Mandiwanzira is facing criminal abuse of office charges after he allegedly hired a South African based company, Megawatt, to do consultancy work for State owned telecommunications entity NetOne without going to tender.

On Wednesday, Mandiwanzira approached the court seeking referral of his case to Constitutional Court arguing the section he was being charged under is “broad, ambiguous and unconstitutional.”

Harare magistrate, Elijah Makomo was expected to deliver his ruling on the application this Thursday, but the Nyanga South legislator then told the court through his lawyer Advocate Thembinkosi Magwaliba that he has approached the High Court seeking permanent stay of proceedings.

“If this case can stop while we wait the outcome of an urgent chamber application we have filed before the High Court,” said Magwaliba adding that the case was to be heard Thursday afternoon.

Prosecutor, Michael Chakandida, opposed the application and argued that the urgent chamber application had no influence on proceedings at the lower court.

“The application has nothing to do with the current application by the accused seeking referral of his case to the Constitutional Court,” he argued.

Early this week, Mandiwanzira took it to the witness stand and poured out his heart claiming he was being persecuted for doing what was expected of him as a minister.

“I feel horrible that I am being criminalised for doing the right thing. I feel horrible and gutted that I may be sent to jail for up to 15 years for merely doing what was right in my job, that is to protect public interest in making sure those that had fleeced (NetOne) returned the money. What I did is what was and should be expected of a Minister. Where there was a loss to the taxpayer l recovered US$30 million. I really feel gutted.”

“I did not only use my personal discretion, I consulted my principals and they gave specific direction on how the work was to be handled. I did that through one-on-one meetings and there are records of those meetings. There is written documentation to that effect,” said the ex-minister.

The state alleges he caused NetOne to pay the Megawatt US$5 million for the job.

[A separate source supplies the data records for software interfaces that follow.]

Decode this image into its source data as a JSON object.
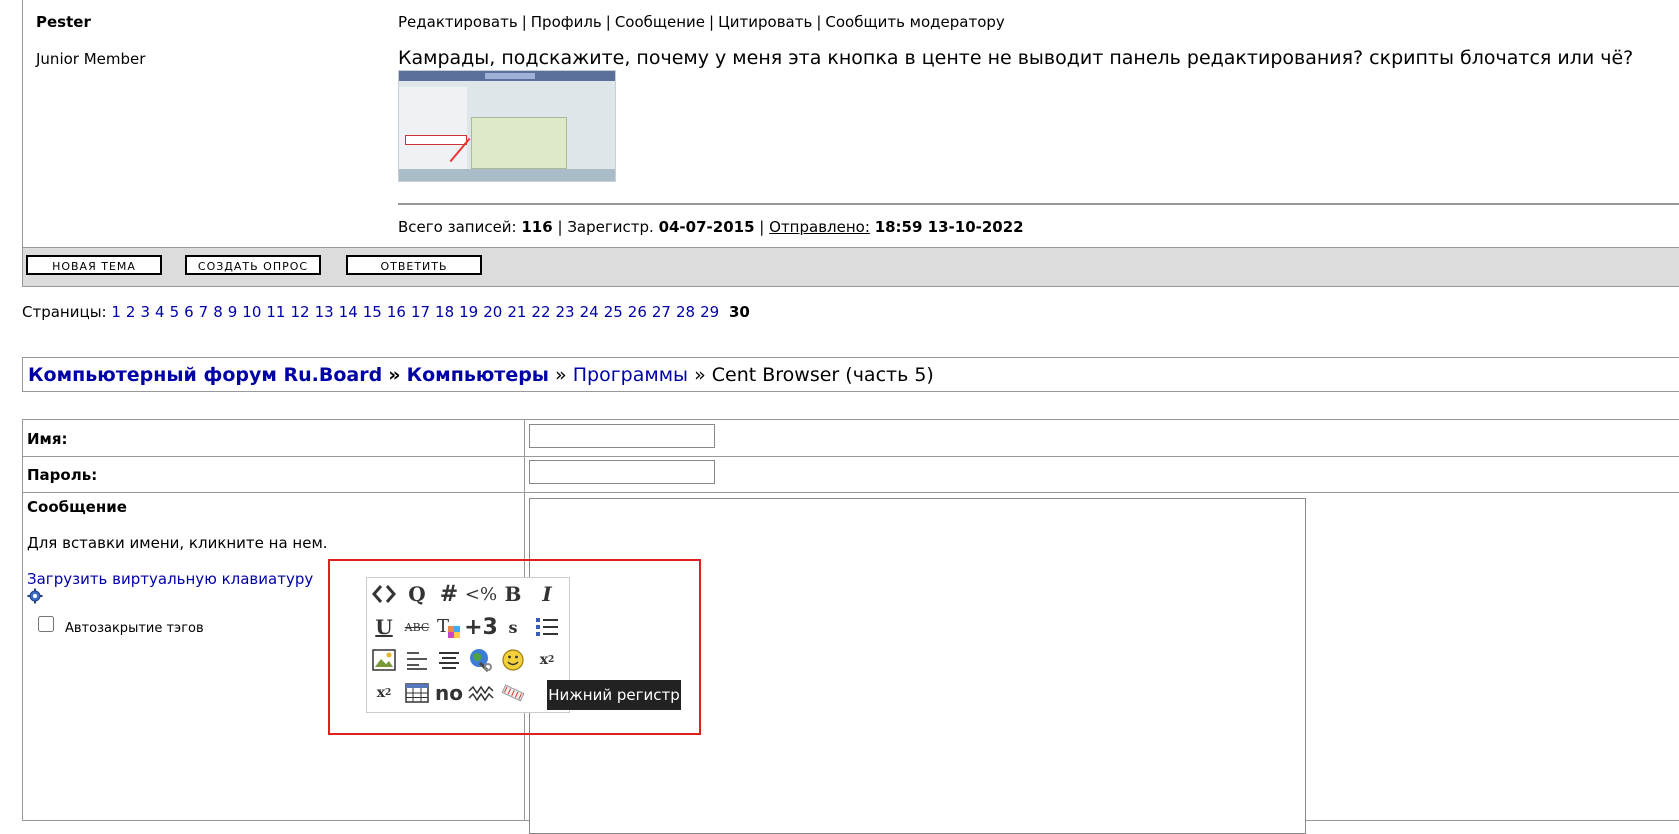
{
  "post": {
    "author": "Pester",
    "rank": "Junior Member",
    "actions": [
      "Редактировать",
      "Профиль",
      "Сообщение",
      "Цитировать",
      "Сообщить модератору"
    ],
    "text": "Камрады, подскажите, почему у меня эта кнопка в центе не выводит панель редактирования? скрипты блочатся или чё?",
    "stats": {
      "posts_label": "Всего записей:",
      "posts": "116",
      "reg_label": "Зарегистр.",
      "reg_date": "04-07-2015",
      "sent_label": "Отправлено:",
      "sent": "18:59 13-10-2022"
    }
  },
  "buttons": {
    "new_topic": "НОВАЯ ТЕМА",
    "new_poll": "СОЗДАТЬ ОПРОС",
    "reply": "ОТВЕТИТЬ"
  },
  "pages": {
    "label": "Страницы:",
    "items": [
      "1",
      "2",
      "3",
      "4",
      "5",
      "6",
      "7",
      "8",
      "9",
      "10",
      "11",
      "12",
      "13",
      "14",
      "15",
      "16",
      "17",
      "18",
      "19",
      "20",
      "21",
      "22",
      "23",
      "24",
      "25",
      "26",
      "27",
      "28",
      "29"
    ],
    "current": "30"
  },
  "breadcrumb": {
    "forum": "Компьютерный форум Ru.Board",
    "sep": "»",
    "section": "Компьютеры",
    "subsection": "Программы",
    "topic": "Cent Browser (часть 5)"
  },
  "form": {
    "name_label": "Имя:",
    "password_label": "Пароль:",
    "message_label": "Сообщение",
    "insert_hint": "Для вставки имени, кликните на нем.",
    "vkbd_link": "Загрузить виртуальную клавиатуру",
    "autoclose_label": "Автозакрытие тэгов"
  },
  "toolbar": {
    "tooltip": "Нижний регистр",
    "icons": [
      "code-icon",
      "quote-icon",
      "hash-icon",
      "less-percent-icon",
      "bold-icon",
      "italic-icon",
      "underline-icon",
      "strikethrough-abc-icon",
      "font-color-icon",
      "size-plus-icon",
      "small-s-icon",
      "list-icon",
      "image-icon",
      "align-left-icon",
      "align-center-icon",
      "globe-link-icon",
      "smiley-icon",
      "subscript-icon",
      "superscript-icon",
      "table-icon",
      "noparse-icon",
      "wave-icon",
      "lowercase-icon"
    ],
    "size_plus_text": "+3",
    "noparse_text": "no"
  },
  "colors": {
    "link": "#0000a8",
    "highlight_box": "#e0201e",
    "button_bar": "#dcdcdc"
  }
}
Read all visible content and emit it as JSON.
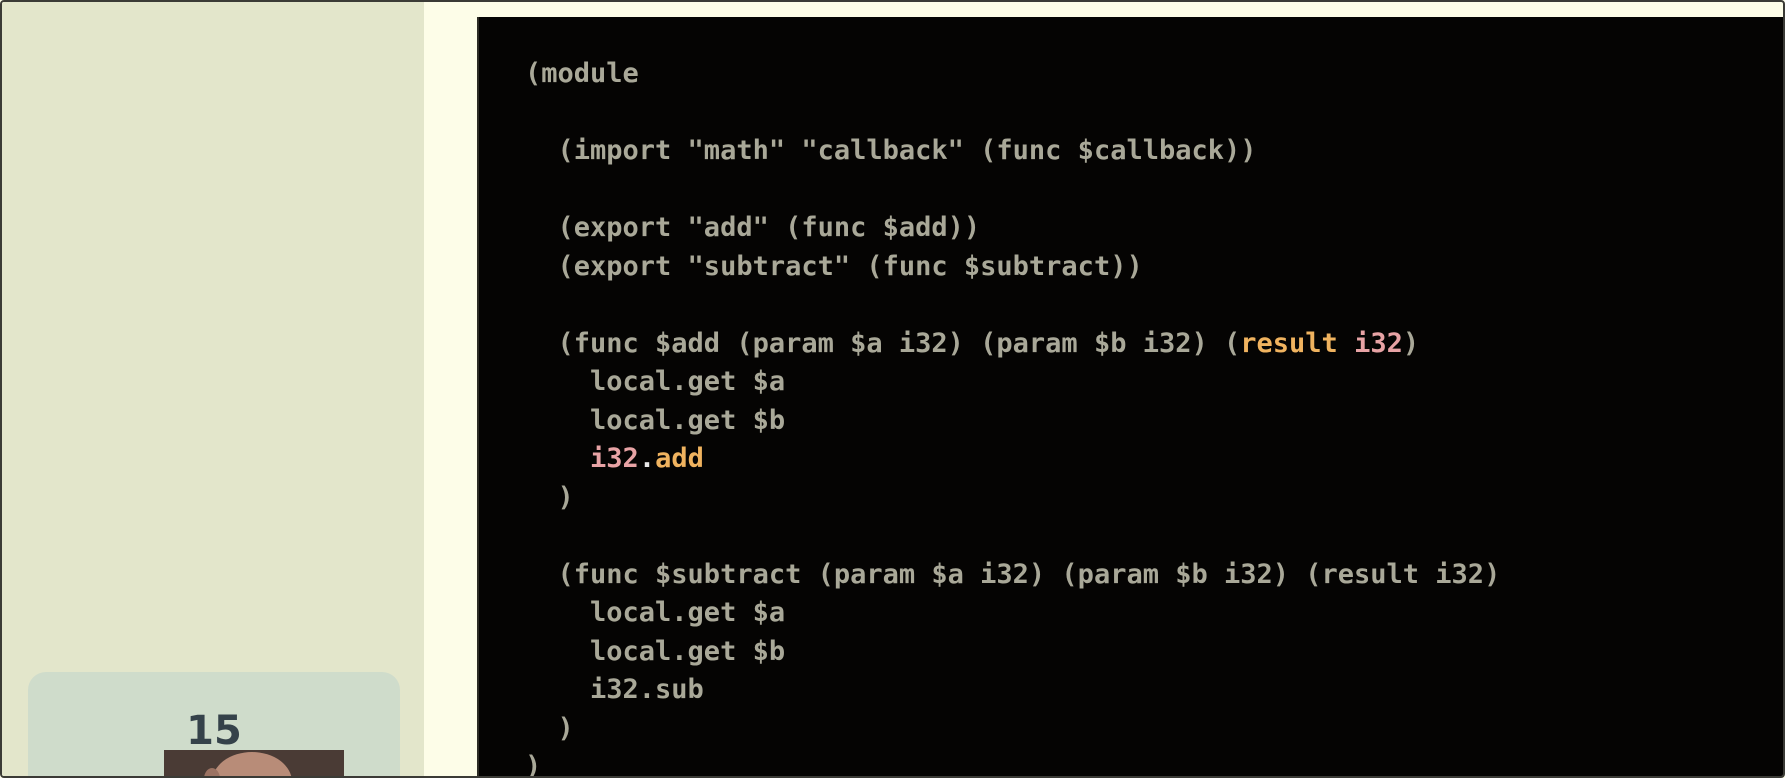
{
  "slide": {
    "number": "15"
  },
  "code": {
    "lines": [
      "(module",
      "",
      "  (import \"math\" \"callback\" (func $callback))",
      "",
      "  (export \"add\" (func $add))",
      "  (export \"subtract\" (func $subtract))",
      "",
      "  (func $add (param $a i32) (param $b i32) (result i32)",
      "    local.get $a",
      "    local.get $b",
      "    i32.add",
      "  )",
      "",
      "  (func $subtract (param $a i32) (param $b i32) (result i32)",
      "    local.get $a",
      "    local.get $b",
      "    i32.sub",
      "  )",
      ")"
    ],
    "highlight": {
      "line8_prefix": "  (func $add (param $a i32) (param $b i32) (",
      "line8_result": "result",
      "line8_space": " ",
      "line8_i32": "i32",
      "line8_suffix": ")",
      "line11_prefix": "    ",
      "line11_i32": "i32",
      "line11_dot": ".",
      "line11_add": "add"
    }
  },
  "colors": {
    "background": "#fdfde8",
    "sidebar": "#e3e6cb",
    "slide_card": "#cfdccb",
    "code_background": "#050403",
    "code_text": "#a9a898",
    "keyword_orange": "#f0b35f",
    "type_pink": "#e8a3a5"
  },
  "icons": {
    "webcam": "presenter-webcam"
  }
}
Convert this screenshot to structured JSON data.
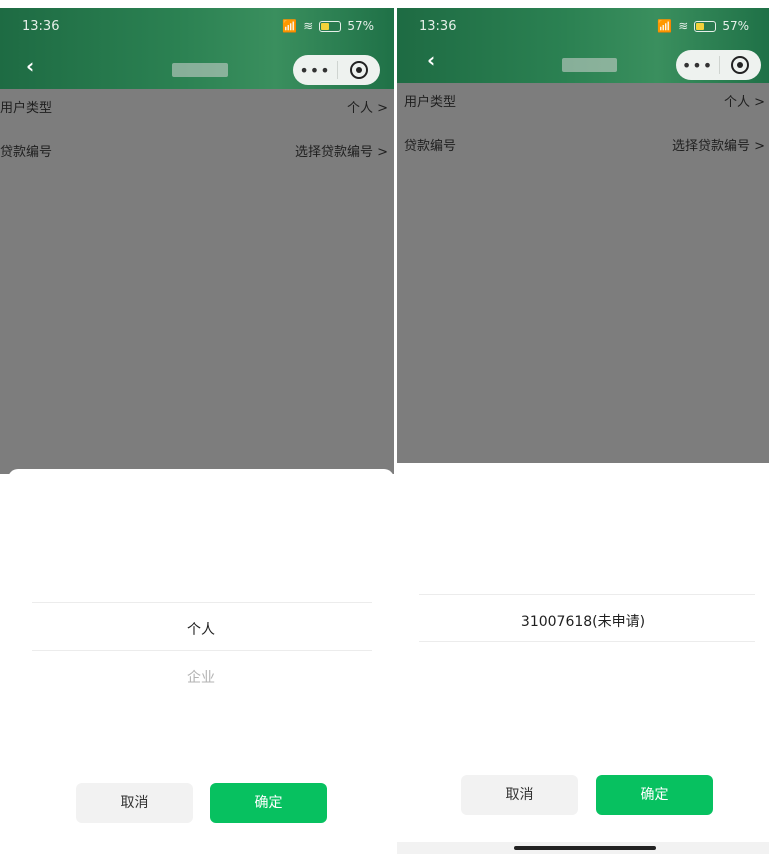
{
  "status": {
    "time": "13:36",
    "signal": "📶",
    "wifi": "≋",
    "battery": "57%"
  },
  "nav": {
    "back": "‹",
    "more": "•••"
  },
  "rows": [
    {
      "label": "用户类型",
      "value": "个人 >"
    },
    {
      "label": "贷款编号",
      "value": "选择贷款编号 >"
    }
  ],
  "left_picker": {
    "options": [
      "个人",
      "企业"
    ],
    "selected": "个人"
  },
  "right_picker": {
    "options": [
      "31007618(未申请)"
    ],
    "selected": "31007618(未申请)"
  },
  "buttons": {
    "cancel": "取消",
    "confirm": "确定"
  },
  "colors": {
    "header": "#2b8152",
    "confirm": "#07c160",
    "overlay": "#7d7d7d"
  }
}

But the former Cabinet Minister insists this was done in the best interests of the company which then managed to recover $30 million through the consultancy done by the company.

Mandiwanzira is also accused of appointing his personal assistant as a Postal and Telecommunications Regulatory Authority of Zimbabwe (Portraz) board member unlawfully.

His trial has failed to start on several occasions after he filed varying applications.

Mandiwanzira unsuccessfully challenged prosecution arguing charges he is facing do not constitute a crime.